Work required:
Reproduce every line of the material below exactly. No pictures belong in the copy.

= Beginning of Section =

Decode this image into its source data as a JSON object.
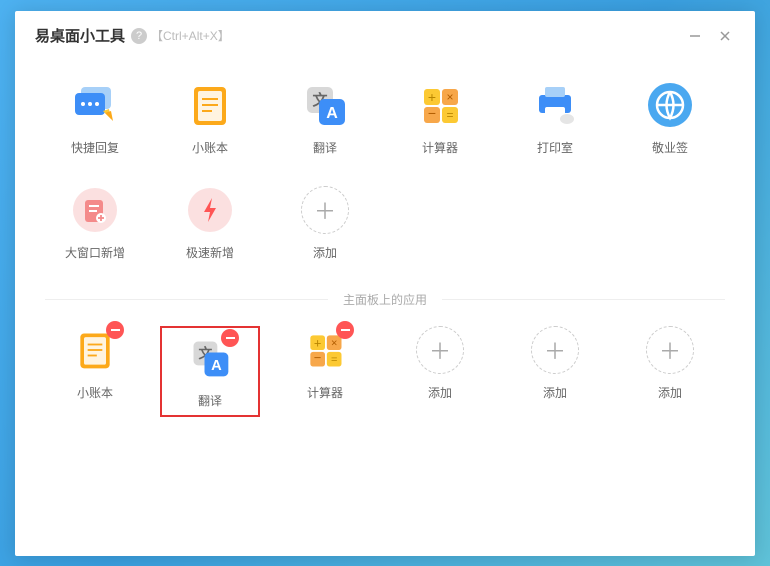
{
  "titlebar": {
    "title": "易桌面小工具",
    "shortcut": "【Ctrl+Alt+X】"
  },
  "tools": {
    "quick_reply": "快捷回复",
    "notebook": "小账本",
    "translate": "翻译",
    "calculator": "计算器",
    "print": "打印室",
    "sign": "敬业签",
    "big_window_add": "大窗口新增",
    "quick_add": "极速新增",
    "add": "添加"
  },
  "divider_label": "主面板上的应用",
  "panel": {
    "notebook": "小账本",
    "translate": "翻译",
    "calculator": "计算器",
    "add1": "添加",
    "add2": "添加",
    "add3": "添加"
  }
}
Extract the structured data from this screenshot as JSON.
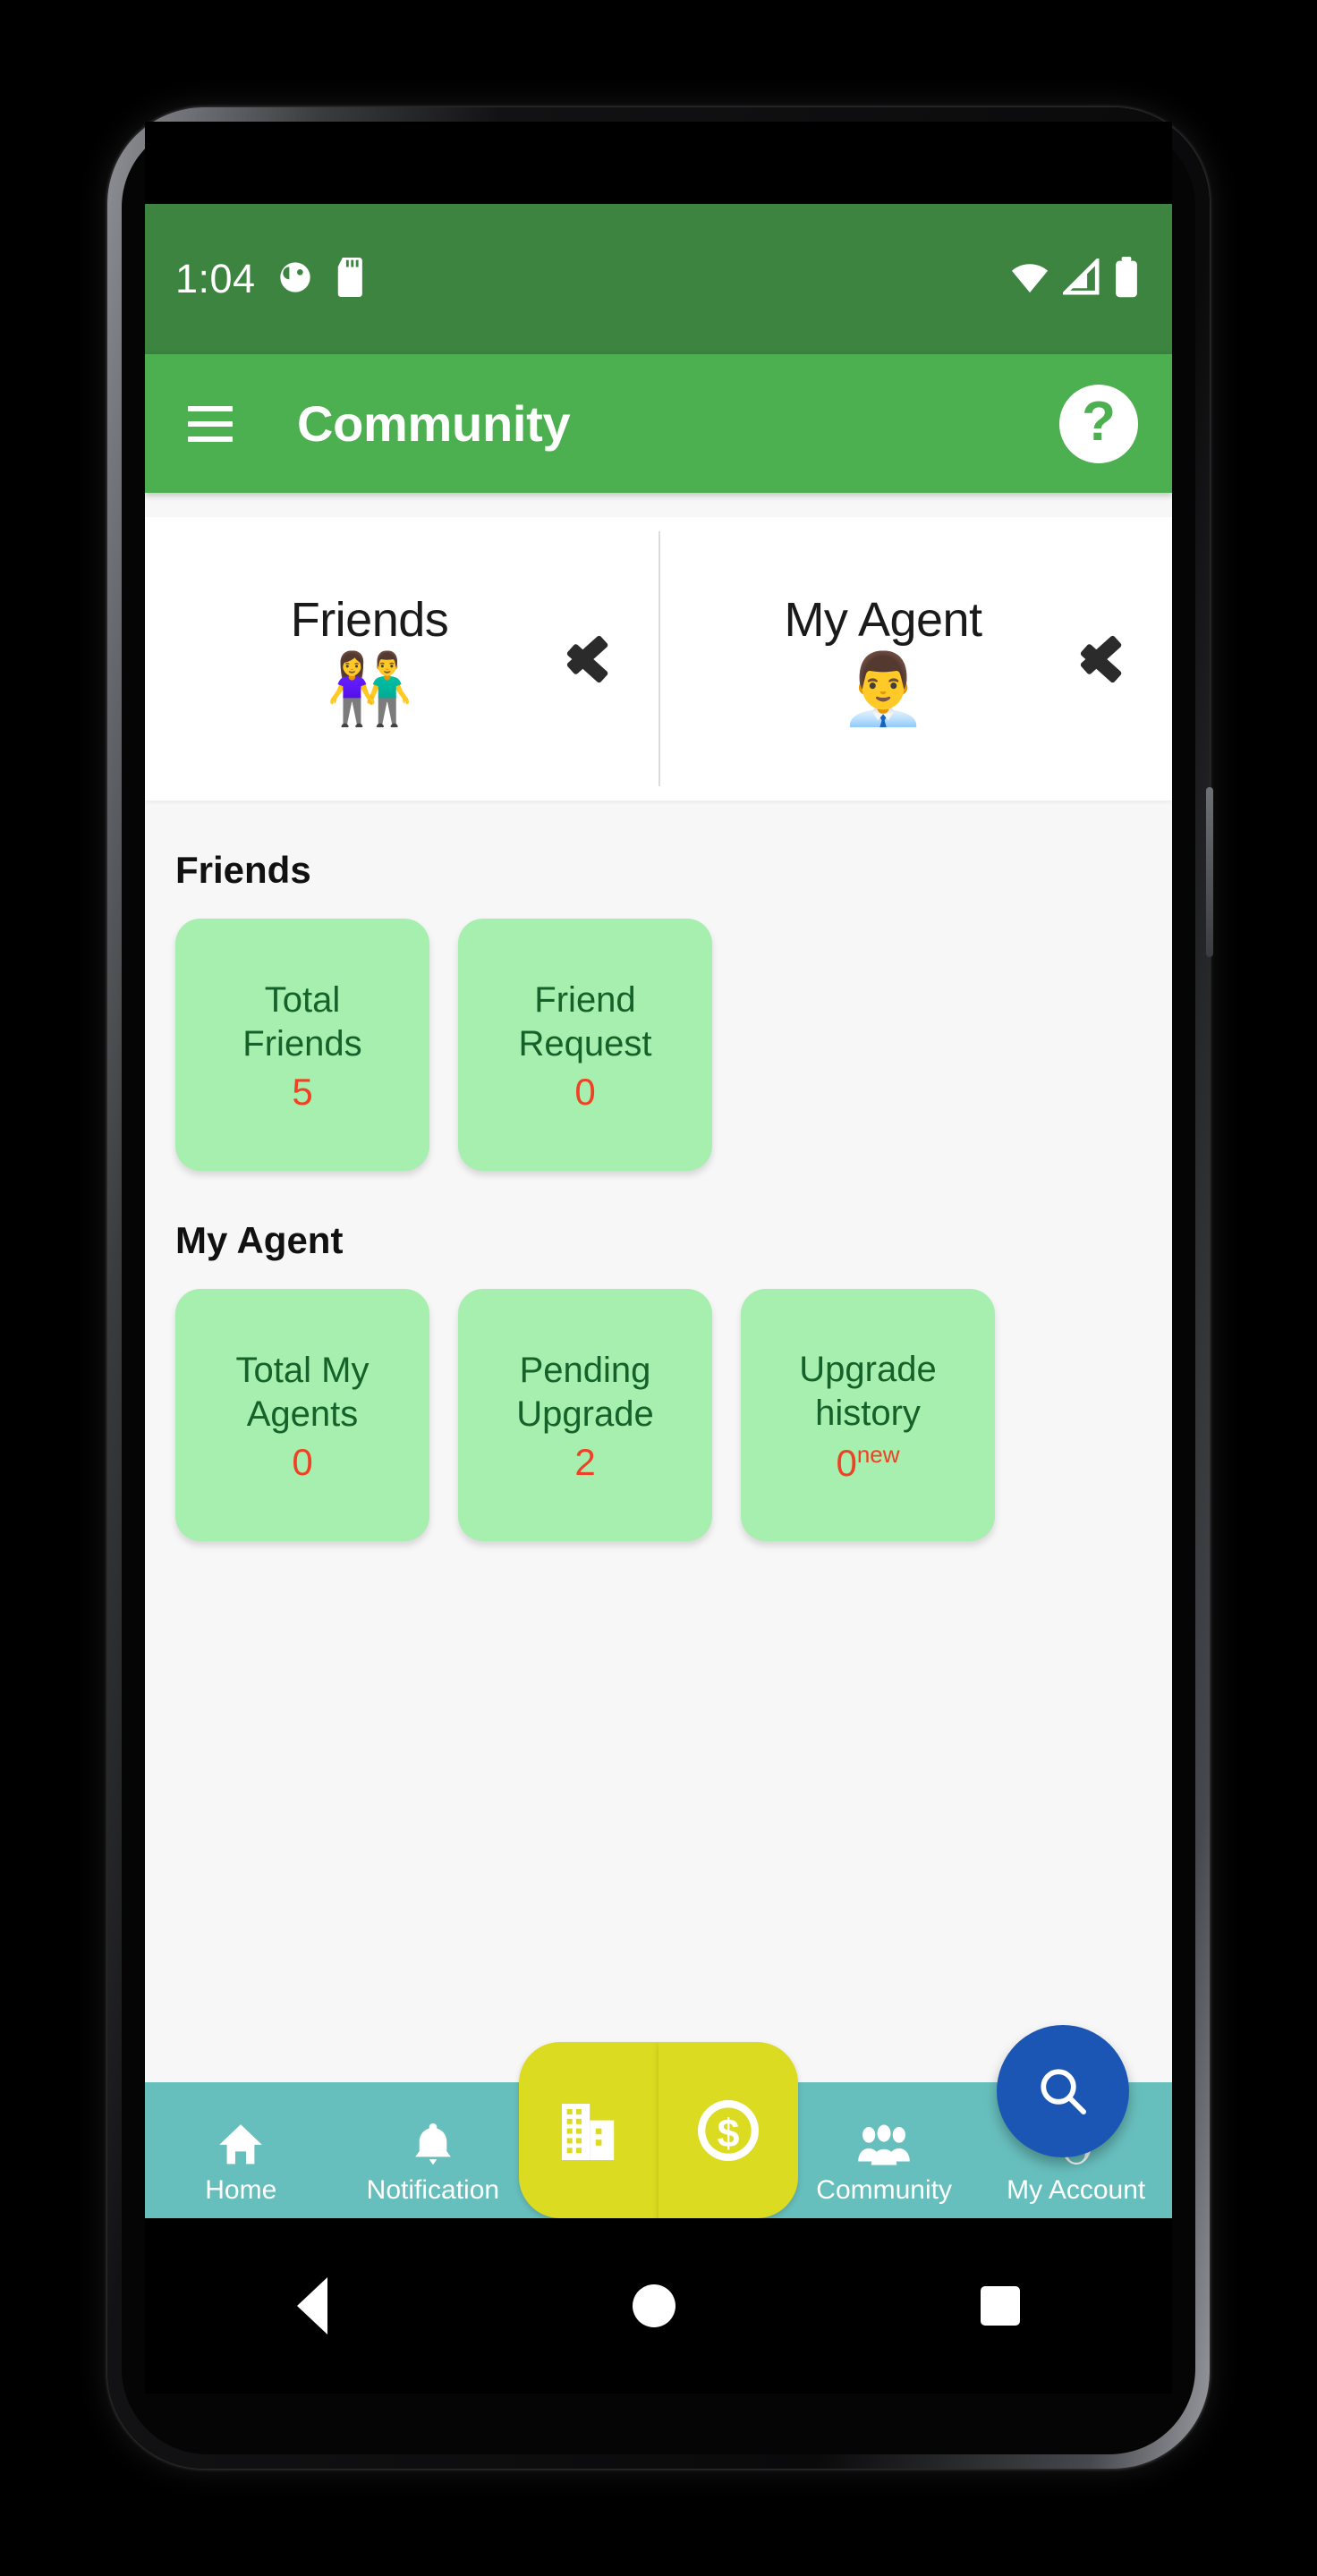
{
  "status_bar": {
    "clock": "1:04",
    "left_icons": [
      "do-not-disturb-icon",
      "sd-card-icon"
    ],
    "right_icons": [
      "wifi-icon",
      "cellular-signal-icon",
      "battery-icon"
    ],
    "background_color": "#3C8440"
  },
  "app_bar": {
    "menu_icon": "hamburger-menu-icon",
    "title": "Community",
    "help_icon": "help-circle-icon",
    "help_glyph": "?",
    "background_color": "#4CAF50"
  },
  "nav_cards": [
    {
      "title": "Friends",
      "emoji": "👫",
      "icon_name": "friends-group-icon",
      "chevron": "chevron-right-icon"
    },
    {
      "title": "My Agent",
      "emoji": "👨‍💼",
      "icon_name": "agent-hierarchy-icon",
      "chevron": "chevron-right-icon"
    }
  ],
  "sections": [
    {
      "id": "friends",
      "title": "Friends",
      "cards": [
        {
          "label": "Total\nFriends",
          "label_line1": "Total",
          "label_line2": "Friends",
          "value": "5",
          "badge": ""
        },
        {
          "label": "Friend\nRequest",
          "label_line1": "Friend",
          "label_line2": "Request",
          "value": "0",
          "badge": ""
        }
      ]
    },
    {
      "id": "my-agent",
      "title": "My Agent",
      "cards": [
        {
          "label_line1": "Total My",
          "label_line2": "Agents",
          "value": "0",
          "badge": ""
        },
        {
          "label_line1": "Pending",
          "label_line2": "Upgrade",
          "value": "2",
          "badge": ""
        },
        {
          "label_line1": "Upgrade",
          "label_line2": "history",
          "value": "0",
          "badge": "new"
        }
      ]
    }
  ],
  "fab": {
    "icon_name": "search-icon",
    "color": "#1B56B5"
  },
  "bottom_nav": {
    "background_color": "#67BFBD",
    "center_color": "#DBDB21",
    "items": [
      {
        "label": "Home",
        "icon_name": "home-icon"
      },
      {
        "label": "Notification",
        "icon_name": "bell-icon"
      },
      {
        "label": "Community",
        "icon_name": "people-group-icon"
      },
      {
        "label": "My Account",
        "icon_name": "account-person-icon"
      }
    ],
    "center_buttons": [
      {
        "icon_name": "building-icon"
      },
      {
        "icon_name": "dollar-coin-icon"
      }
    ]
  },
  "system_nav": {
    "back": "back-triangle-icon",
    "home": "home-circle-icon",
    "recents": "recents-square-icon"
  },
  "theme": {
    "card_green": "#A6EFAE",
    "card_label_green": "#14622A",
    "value_red": "#F04124",
    "content_background": "#F7F7F7"
  }
}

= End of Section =

Written answer:
Decode this image into its source data as a JSON object.
{
  "titlebar": {
    "title": "易桌面小工具",
    "shortcut": "【Ctrl+Alt+X】"
  },
  "tools": {
    "quick_reply": "快捷回复",
    "notebook": "小账本",
    "translate": "翻译",
    "calculator": "计算器",
    "print": "打印室",
    "sign": "敬业签",
    "big_window_add": "大窗口新增",
    "quick_add": "极速新增",
    "add": "添加"
  },
  "divider_label": "主面板上的应用",
  "panel": {
    "notebook": "小账本",
    "translate": "翻译",
    "calculator": "计算器",
    "add1": "添加",
    "add2": "添加",
    "add3": "添加"
  }
}
Extract the structured data from this screenshot as JSON.
{
  "status_bar": {
    "clock": "1:04",
    "left_icons": [
      "do-not-disturb-icon",
      "sd-card-icon"
    ],
    "right_icons": [
      "wifi-icon",
      "cellular-signal-icon",
      "battery-icon"
    ],
    "background_color": "#3C8440"
  },
  "app_bar": {
    "menu_icon": "hamburger-menu-icon",
    "title": "Community",
    "help_icon": "help-circle-icon",
    "help_glyph": "?",
    "background_color": "#4CAF50"
  },
  "nav_cards": [
    {
      "title": "Friends",
      "emoji": "👫",
      "icon_name": "friends-group-icon",
      "chevron": "chevron-right-icon"
    },
    {
      "title": "My Agent",
      "emoji": "👨‍💼",
      "icon_name": "agent-hierarchy-icon",
      "chevron": "chevron-right-icon"
    }
  ],
  "sections": [
    {
      "id": "friends",
      "title": "Friends",
      "cards": [
        {
          "label": "Total\nFriends",
          "label_line1": "Total",
          "label_line2": "Friends",
          "value": "5",
          "badge": ""
        },
        {
          "label": "Friend\nRequest",
          "label_line1": "Friend",
          "label_line2": "Request",
          "value": "0",
          "badge": ""
        }
      ]
    },
    {
      "id": "my-agent",
      "title": "My Agent",
      "cards": [
        {
          "label_line1": "Total My",
          "label_line2": "Agents",
          "value": "0",
          "badge": ""
        },
        {
          "label_line1": "Pending",
          "label_line2": "Upgrade",
          "value": "2",
          "badge": ""
        },
        {
          "label_line1": "Upgrade",
          "label_line2": "history",
          "value": "0",
          "badge": "new"
        }
      ]
    }
  ],
  "fab": {
    "icon_name": "search-icon",
    "color": "#1B56B5"
  },
  "bottom_nav": {
    "background_color": "#67BFBD",
    "center_color": "#DBDB21",
    "items": [
      {
        "label": "Home",
        "icon_name": "home-icon"
      },
      {
        "label": "Notification",
        "icon_name": "bell-icon"
      },
      {
        "label": "Community",
        "icon_name": "people-group-icon"
      },
      {
        "label": "My Account",
        "icon_name": "account-person-icon"
      }
    ],
    "center_buttons": [
      {
        "icon_name": "building-icon"
      },
      {
        "icon_name": "dollar-coin-icon"
      }
    ]
  },
  "system_nav": {
    "back": "back-triangle-icon",
    "home": "home-circle-icon",
    "recents": "recents-square-icon"
  },
  "theme": {
    "card_green": "#A6EFAE",
    "card_label_green": "#14622A",
    "value_red": "#F04124",
    "content_background": "#F7F7F7"
  }
}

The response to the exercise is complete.